NIH/National Heart, Lung and Blood Institute, US Department of Veterans Affairs

Contact: Cedric Ricks
cedric.ricks@uc.edu
513-558-4657
University of Cincinnati Academic Health Center

Public Release: 14-Dec-2016
The Open Dentistry Journal
Promotion of nickel (Ni) allergy by anamnestic sensitization
This report provides evidence that the solitary pre-sensitization to LPS is essential for the onset of Ni allergy by shifting the Th1/Th2 immune balance toward a Th1 dominant.

Contact: Faizan ul Haq
faizan@benthamscience.org
Bentham Science Publishers

Public Release: 14-Dec-2016
International alliance receives grant to improve cassava harvest and nutrition for farmers in Africa
Scientists under VIRCA Plus are developing improved cassava varieties to enhance the livelihoods and health status of African farm families.
Bill and Melinda Gates Foundation

Contact: Melanie Bernds
mbernds@danforthcenter.org
314-587-1647
Donald Danforth Plant Science Center

Public Release: 14-Dec-2016
The BMJ
Investment in medicine regulatory authorities key to fighting the 21st century 'Third Man'
From Vienna to the Democratic Republic of Congo, fake medicines have threatened citizens across the board -- and borders -- in wartime as well as peacetime. 'Fake Penicillin, The Third Man and Operation Claptrap,' an article published today in BMJ's online Christmas edition, visits the history of falsified drugs and highlights what needs to be done to avert a problem that threatens us all.
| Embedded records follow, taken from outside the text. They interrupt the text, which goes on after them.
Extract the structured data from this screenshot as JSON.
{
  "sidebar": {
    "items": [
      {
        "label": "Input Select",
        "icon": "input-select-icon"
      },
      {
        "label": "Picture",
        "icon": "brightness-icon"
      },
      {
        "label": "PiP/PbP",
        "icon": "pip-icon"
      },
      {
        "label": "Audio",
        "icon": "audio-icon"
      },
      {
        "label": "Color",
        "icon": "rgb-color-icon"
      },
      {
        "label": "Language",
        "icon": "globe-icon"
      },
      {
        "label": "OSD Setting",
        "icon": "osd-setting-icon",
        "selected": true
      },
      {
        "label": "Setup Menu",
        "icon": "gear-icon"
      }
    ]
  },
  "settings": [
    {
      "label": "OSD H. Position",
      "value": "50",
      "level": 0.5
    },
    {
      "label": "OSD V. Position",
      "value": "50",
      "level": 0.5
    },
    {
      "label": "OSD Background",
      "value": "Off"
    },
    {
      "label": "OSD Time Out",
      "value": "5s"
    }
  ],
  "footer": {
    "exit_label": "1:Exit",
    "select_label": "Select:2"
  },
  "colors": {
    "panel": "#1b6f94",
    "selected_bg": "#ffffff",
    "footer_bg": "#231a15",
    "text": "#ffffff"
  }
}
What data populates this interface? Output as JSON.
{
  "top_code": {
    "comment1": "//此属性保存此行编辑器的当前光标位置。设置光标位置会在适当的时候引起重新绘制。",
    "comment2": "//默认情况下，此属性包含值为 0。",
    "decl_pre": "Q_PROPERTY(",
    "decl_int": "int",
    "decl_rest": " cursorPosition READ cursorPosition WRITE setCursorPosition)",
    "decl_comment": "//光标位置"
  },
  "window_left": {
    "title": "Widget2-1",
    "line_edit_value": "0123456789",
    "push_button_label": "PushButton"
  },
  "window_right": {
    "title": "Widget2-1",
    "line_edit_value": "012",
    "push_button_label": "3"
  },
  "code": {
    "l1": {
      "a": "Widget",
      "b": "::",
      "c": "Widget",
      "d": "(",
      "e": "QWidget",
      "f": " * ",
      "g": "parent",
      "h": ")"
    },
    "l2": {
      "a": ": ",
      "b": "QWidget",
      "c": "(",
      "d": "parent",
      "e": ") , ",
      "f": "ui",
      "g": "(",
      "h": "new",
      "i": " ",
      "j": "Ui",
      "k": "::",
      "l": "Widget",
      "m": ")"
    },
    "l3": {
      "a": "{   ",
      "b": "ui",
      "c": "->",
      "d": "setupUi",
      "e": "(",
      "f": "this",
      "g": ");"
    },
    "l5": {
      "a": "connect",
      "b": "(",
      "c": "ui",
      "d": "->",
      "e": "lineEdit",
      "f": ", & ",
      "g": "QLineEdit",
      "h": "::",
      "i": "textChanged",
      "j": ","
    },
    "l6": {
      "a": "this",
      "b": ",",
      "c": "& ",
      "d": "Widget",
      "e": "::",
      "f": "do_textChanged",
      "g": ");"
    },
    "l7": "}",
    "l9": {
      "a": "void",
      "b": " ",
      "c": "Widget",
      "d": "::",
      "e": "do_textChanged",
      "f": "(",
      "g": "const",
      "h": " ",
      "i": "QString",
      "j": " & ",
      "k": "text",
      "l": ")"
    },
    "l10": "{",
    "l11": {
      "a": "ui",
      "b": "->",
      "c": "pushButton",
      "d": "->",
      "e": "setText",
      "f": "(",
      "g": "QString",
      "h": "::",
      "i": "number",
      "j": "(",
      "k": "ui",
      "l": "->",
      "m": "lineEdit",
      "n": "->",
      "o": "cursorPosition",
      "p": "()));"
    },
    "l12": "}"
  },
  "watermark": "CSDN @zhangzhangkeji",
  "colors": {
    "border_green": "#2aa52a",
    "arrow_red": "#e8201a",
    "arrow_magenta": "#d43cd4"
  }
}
Contact: Anne Whitehouse
anne.whitehouse@iddo.org
44-186-561-2948
Infectious Diseases Data Observatory

Public Release: 13-Dec-2016
Could co-infection with other viruses affect the survival of those with Ebola virus?
Could co-infection with other viruses have a detrimental affect on Ebola survival, and why did some show Ebola symptoms without having the virus? A new study investigates.
Public Health England

Contact: Andrew Gould
andrew.gould@plymouth.ac.uk
University of Plymouth

Public Release: 13-Dec-2016
Cladistics
Mutations acquired trans-Pacific may be key to changes in Zika severity
Though Zika has been known for 70 years, in many ways the virus is still poorly understood. A new phylogenetic and geographic analysis of Zika's collected genetic sequences provides the most complete study of the virus's history to date. The analysis reveals indications of a surprisingly complex global background including an under-recorded ancestry in Asia. Further, the analysis identifies specific mutations in the Pacific transit that suggest possible explanations for Zika's recent virulence.
Defense Advanced Research Projects Agency

Contact: James Hathaway
jbhathaw@uncc.edu
704-687-5743
University of North Carolina at Charlotte

Public Release: 12-Dec-2016
Journal of the American Chemical Society
Groundbreaking study sheds light on treating cancer
The work by Professor Tae-Hyuk Kwon (School of Natural Science) at Ulsan National Institute of Science and Technology, South Korea, has presented a new cancer treatment that uses red lights to target and kill cancer cells alternatively without surgery.
UNIST Alzheimer's Disease Research Fund

Contact: JooHyeon Heo
joohyeonheo@unist.ac.kr
82-522-171-223
Ulsan National Institute of Science and Technology(UNIST)

Showing releases 551-575 out of 1404.

<< < 18 | 19 | 20 | 21 | 22 | 23 | 24 | 25 | 26 | 27 > >>